__Work task__: Down to the last character, repeat the entries beneath this task.

(Records contained in a dataset)
====

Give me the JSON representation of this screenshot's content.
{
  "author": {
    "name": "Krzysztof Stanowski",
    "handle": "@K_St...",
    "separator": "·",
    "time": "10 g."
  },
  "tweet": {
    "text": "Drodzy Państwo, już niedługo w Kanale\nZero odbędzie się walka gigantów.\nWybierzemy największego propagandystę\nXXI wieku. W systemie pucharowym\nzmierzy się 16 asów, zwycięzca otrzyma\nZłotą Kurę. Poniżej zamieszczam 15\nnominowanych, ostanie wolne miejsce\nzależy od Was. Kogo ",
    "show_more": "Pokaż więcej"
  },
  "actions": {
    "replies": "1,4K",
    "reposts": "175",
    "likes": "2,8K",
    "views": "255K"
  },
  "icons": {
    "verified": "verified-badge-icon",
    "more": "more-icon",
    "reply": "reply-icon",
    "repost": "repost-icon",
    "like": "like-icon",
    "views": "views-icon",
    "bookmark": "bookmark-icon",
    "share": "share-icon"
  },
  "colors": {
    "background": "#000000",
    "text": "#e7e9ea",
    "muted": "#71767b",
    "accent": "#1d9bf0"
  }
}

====

__Answer to this task__:
Give me the JSON representation of this screenshot's content.
{
  "author": {
    "name": "Krzysztof Stanowski",
    "handle": "@K_St...",
    "separator": "·",
    "time": "10 g."
  },
  "tweet": {
    "text": "Drodzy Państwo, już niedługo w Kanale\nZero odbędzie się walka gigantów.\nWybierzemy największego propagandystę\nXXI wieku. W systemie pucharowym\nzmierzy się 16 asów, zwycięzca otrzyma\nZłotą Kurę. Poniżej zamieszczam 15\nnominowanych, ostanie wolne miejsce\nzależy od Was. Kogo ",
    "show_more": "Pokaż więcej"
  },
  "actions": {
    "replies": "1,4K",
    "reposts": "175",
    "likes": "2,8K",
    "views": "255K"
  },
  "icons": {
    "verified": "verified-badge-icon",
    "more": "more-icon",
    "reply": "reply-icon",
    "repost": "repost-icon",
    "like": "like-icon",
    "views": "views-icon",
    "bookmark": "bookmark-icon",
    "share": "share-icon"
  },
  "colors": {
    "background": "#000000",
    "text": "#e7e9ea",
    "muted": "#71767b",
    "accent": "#1d9bf0"
  }
}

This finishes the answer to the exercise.